__The task__
A faithful copy of all the data is required; pictures should not be included.

__The data__
------------------------------------------------------------

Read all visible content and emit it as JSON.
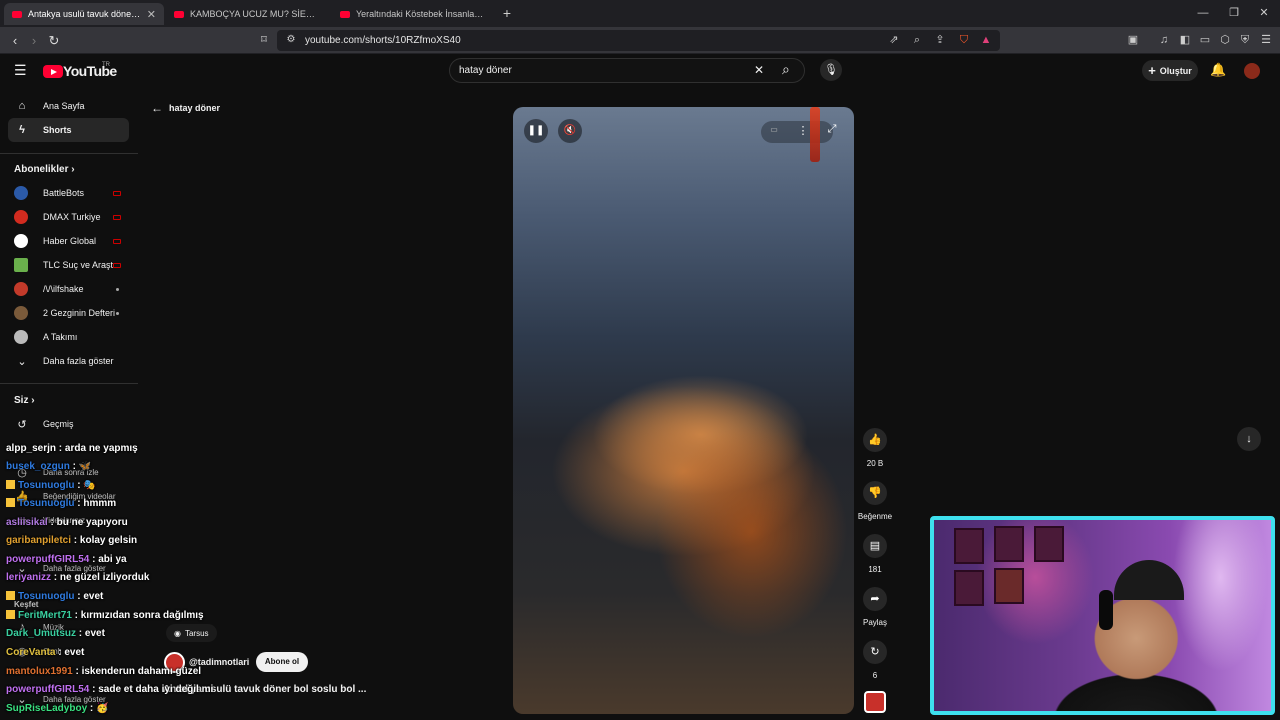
{
  "browser": {
    "tabs": [
      {
        "title": "Antakya usulü tavuk döner bol s",
        "active": true
      },
      {
        "title": "KAMBOÇYA UCUZ MU? SİEM REAP'T",
        "active": false
      },
      {
        "title": "Yeraltındaki Köstebek İnsanlar'a Yolcu",
        "active": false
      }
    ],
    "new_tab": "+",
    "window": {
      "minimize": "—",
      "maximize": "❐",
      "close": "✕"
    },
    "url": "youtube.com/shorts/10RZfmoXS40"
  },
  "header": {
    "logo": "YouTube",
    "logo_region": "TR",
    "search_value": "hatay döner",
    "create_label": "Oluştur"
  },
  "sidebar": {
    "items": [
      {
        "label": "Ana Sayfa"
      },
      {
        "label": "Shorts"
      }
    ],
    "subscriptions_heading": "Abonelikler",
    "subscriptions": [
      {
        "label": "BattleBots",
        "color": "#2b5aa8"
      },
      {
        "label": "DMAX Turkiye",
        "color": "#d22b1f"
      },
      {
        "label": "Haber Global",
        "color": "#ffffff"
      },
      {
        "label": "TLC Suç ve Araşt...",
        "color": "#6ab04c"
      },
      {
        "label": "/\\/\\ilfshake",
        "color": "#c23a2a"
      },
      {
        "label": "2 Gezginin Defteri",
        "color": "#7a5a3a"
      },
      {
        "label": "A Takımı",
        "color": "#bbbbbb"
      }
    ],
    "show_more": "Daha fazla göster",
    "you_heading": "Siz",
    "you_items": [
      {
        "label": "Geçmiş"
      },
      {
        "label": "Daha sonra izle"
      },
      {
        "label": "Beğendiğim videolar"
      },
      {
        "label": "Videolarınız"
      },
      {
        "label": "Daha fazla göster"
      }
    ],
    "explore_heading": "Keşfet",
    "explore_items": [
      {
        "label": "Müzik"
      },
      {
        "label": "Canlı"
      },
      {
        "label": "Daha fazla göster"
      }
    ]
  },
  "back_label": "hatay döner",
  "short": {
    "author": "@tadimnotlari",
    "subscribe": "Abone ol",
    "location": "Tarsus",
    "title": "Antakya usulü tavuk döner bol soslu bol ...",
    "likes": "20 B",
    "dislike_label": "Beğenme",
    "comments": "181",
    "share_label": "Paylaş",
    "remix_count": "6"
  },
  "chat": [
    {
      "user": "alpp_serjn",
      "user_color": "#ffffff",
      "text": "arda ne yapmış"
    },
    {
      "user": "busek_ozgun",
      "user_color": "#2f7be0",
      "text": "🦋"
    },
    {
      "user": "Tosunuoglu",
      "user_color": "#2f7be0",
      "text": "🎭"
    },
    {
      "user": "Tosunuoglu",
      "user_color": "#2f7be0",
      "text": "hmmm"
    },
    {
      "user": "asliisikal",
      "user_color": "#b07ae0",
      "text": "bu ne yapıyoru"
    },
    {
      "user": "garibanpiletci",
      "user_color": "#e0a030",
      "text": "kolay gelsin"
    },
    {
      "user": "powerpuffGIRL54",
      "user_color": "#c070f0",
      "text": "abi ya"
    },
    {
      "user": "leriyanizz",
      "user_color": "#c070f0",
      "text": "ne güzel izliyorduk"
    },
    {
      "user": "Tosunuoglu",
      "user_color": "#2f7be0",
      "text": "evet"
    },
    {
      "user": "FeritMert71",
      "user_color": "#3ad0a0",
      "text": "kırmızıdan sonra dağılmış"
    },
    {
      "user": "Dark_Umutsuz",
      "user_color": "#3ad0a0",
      "text": "evet"
    },
    {
      "user": "CoreVanta",
      "user_color": "#e0c040",
      "text": "evet"
    },
    {
      "user": "mantolux1991",
      "user_color": "#e07030",
      "text": "iskenderun dahamı güzel"
    },
    {
      "user": "powerpuffGIRL54",
      "user_color": "#c070f0",
      "text": "sade et daha iyi değil mi"
    },
    {
      "user": "SupRiseLadyboy",
      "user_color": "#3ae080",
      "text": "🥳"
    }
  ]
}
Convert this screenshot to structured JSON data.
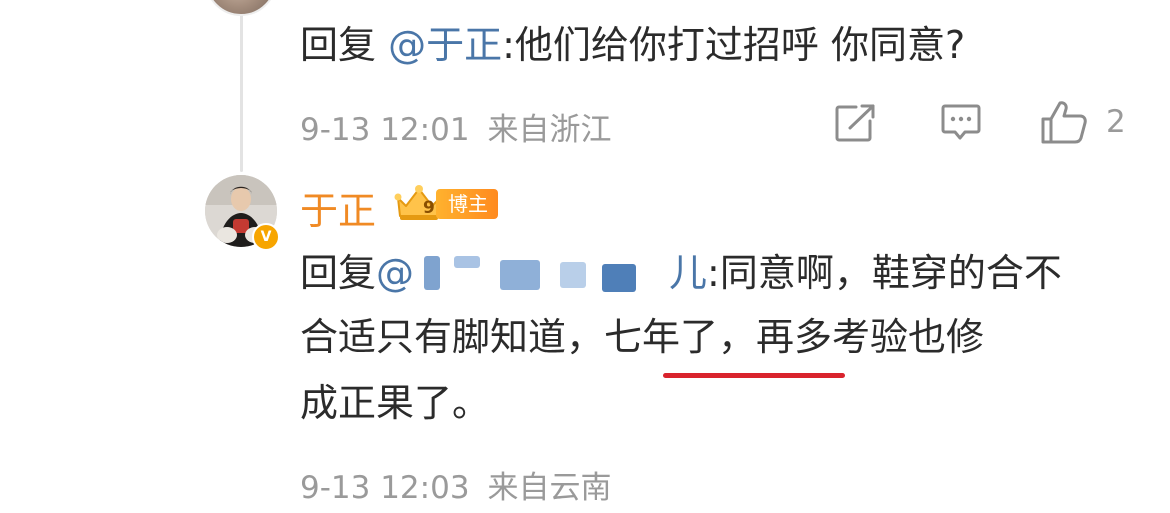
{
  "parent_comment": {
    "reply_prefix": "回复",
    "mention": "@于正",
    "text": ":他们给你打过招呼 你同意?",
    "time": "9-13 12:01",
    "location": "来自浙江",
    "like_count": "2",
    "icons": [
      "repost-icon",
      "comment-icon",
      "like-icon"
    ]
  },
  "reply_comment": {
    "username": "于正",
    "fan_level": "9",
    "badge_label": "博主",
    "reply_prefix": "回复",
    "mention_visible_tail": "儿",
    "line1_text": ":同意啊，鞋穿的合不",
    "line2_text_a": "合适只有脚知道，",
    "line2_highlight": "七年了，",
    "line2_text_b": "再多考验也修",
    "line3_text": "成正果了。",
    "time": "9-13 12:03",
    "location": "来自云南",
    "verified_badge": "V"
  },
  "colors": {
    "mention": "#4a76a8",
    "username": "#f08a24",
    "meta": "#9a9a9a",
    "highlight_underline": "#d9232d",
    "badge": "#ff8a1f"
  }
}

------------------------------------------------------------

__Finished task__
Read all visible content and emit it as JSON.
{
  "browser": {
    "tabs": [
      {
        "title": "Antakya usulü tavuk döner bol s",
        "active": true
      },
      {
        "title": "KAMBOÇYA UCUZ MU? SİEM REAP'T",
        "active": false
      },
      {
        "title": "Yeraltındaki Köstebek İnsanlar'a Yolcu",
        "active": false
      }
    ],
    "new_tab": "+",
    "window": {
      "minimize": "—",
      "maximize": "❐",
      "close": "✕"
    },
    "url": "youtube.com/shorts/10RZfmoXS40"
  },
  "header": {
    "logo": "YouTube",
    "logo_region": "TR",
    "search_value": "hatay döner",
    "create_label": "Oluştur"
  },
  "sidebar": {
    "items": [
      {
        "label": "Ana Sayfa"
      },
      {
        "label": "Shorts"
      }
    ],
    "subscriptions_heading": "Abonelikler",
    "subscriptions": [
      {
        "label": "BattleBots",
        "color": "#2b5aa8"
      },
      {
        "label": "DMAX Turkiye",
        "color": "#d22b1f"
      },
      {
        "label": "Haber Global",
        "color": "#ffffff"
      },
      {
        "label": "TLC Suç ve Araşt...",
        "color": "#6ab04c"
      },
      {
        "label": "/\\/\\ilfshake",
        "color": "#c23a2a"
      },
      {
        "label": "2 Gezginin Defteri",
        "color": "#7a5a3a"
      },
      {
        "label": "A Takımı",
        "color": "#bbbbbb"
      }
    ],
    "show_more": "Daha fazla göster",
    "you_heading": "Siz",
    "you_items": [
      {
        "label": "Geçmiş"
      },
      {
        "label": "Daha sonra izle"
      },
      {
        "label": "Beğendiğim videolar"
      },
      {
        "label": "Videolarınız"
      },
      {
        "label": "Daha fazla göster"
      }
    ],
    "explore_heading": "Keşfet",
    "explore_items": [
      {
        "label": "Müzik"
      },
      {
        "label": "Canlı"
      },
      {
        "label": "Daha fazla göster"
      }
    ]
  },
  "back_label": "hatay döner",
  "short": {
    "author": "@tadimnotlari",
    "subscribe": "Abone ol",
    "location": "Tarsus",
    "title": "Antakya usulü tavuk döner bol soslu bol ...",
    "likes": "20 B",
    "dislike_label": "Beğenme",
    "comments": "181",
    "share_label": "Paylaş",
    "remix_count": "6"
  },
  "chat": [
    {
      "user": "alpp_serjn",
      "user_color": "#ffffff",
      "text": "arda ne yapmış"
    },
    {
      "user": "busek_ozgun",
      "user_color": "#2f7be0",
      "text": "🦋"
    },
    {
      "user": "Tosunuoglu",
      "user_color": "#2f7be0",
      "text": "🎭"
    },
    {
      "user": "Tosunuoglu",
      "user_color": "#2f7be0",
      "text": "hmmm"
    },
    {
      "user": "asliisikal",
      "user_color": "#b07ae0",
      "text": "bu ne yapıyoru"
    },
    {
      "user": "garibanpiletci",
      "user_color": "#e0a030",
      "text": "kolay gelsin"
    },
    {
      "user": "powerpuffGIRL54",
      "user_color": "#c070f0",
      "text": "abi ya"
    },
    {
      "user": "leriyanizz",
      "user_color": "#c070f0",
      "text": "ne güzel izliyorduk"
    },
    {
      "user": "Tosunuoglu",
      "user_color": "#2f7be0",
      "text": "evet"
    },
    {
      "user": "FeritMert71",
      "user_color": "#3ad0a0",
      "text": "kırmızıdan sonra dağılmış"
    },
    {
      "user": "Dark_Umutsuz",
      "user_color": "#3ad0a0",
      "text": "evet"
    },
    {
      "user": "CoreVanta",
      "user_color": "#e0c040",
      "text": "evet"
    },
    {
      "user": "mantolux1991",
      "user_color": "#e07030",
      "text": "iskenderun dahamı güzel"
    },
    {
      "user": "powerpuffGIRL54",
      "user_color": "#c070f0",
      "text": "sade et daha iyi değil mi"
    },
    {
      "user": "SupRiseLadyboy",
      "user_color": "#3ae080",
      "text": "🥳"
    }
  ]
}
Convert this screenshot to structured JSON data.
{
  "parent_comment": {
    "reply_prefix": "回复",
    "mention": "@于正",
    "text": ":他们给你打过招呼 你同意?",
    "time": "9-13 12:01",
    "location": "来自浙江",
    "like_count": "2",
    "icons": [
      "repost-icon",
      "comment-icon",
      "like-icon"
    ]
  },
  "reply_comment": {
    "username": "于正",
    "fan_level": "9",
    "badge_label": "博主",
    "reply_prefix": "回复",
    "mention_visible_tail": "儿",
    "line1_text": ":同意啊，鞋穿的合不",
    "line2_text_a": "合适只有脚知道，",
    "line2_highlight": "七年了，",
    "line2_text_b": "再多考验也修",
    "line3_text": "成正果了。",
    "time": "9-13 12:03",
    "location": "来自云南",
    "verified_badge": "V"
  },
  "colors": {
    "mention": "#4a76a8",
    "username": "#f08a24",
    "meta": "#9a9a9a",
    "highlight_underline": "#d9232d",
    "badge": "#ff8a1f"
  }
}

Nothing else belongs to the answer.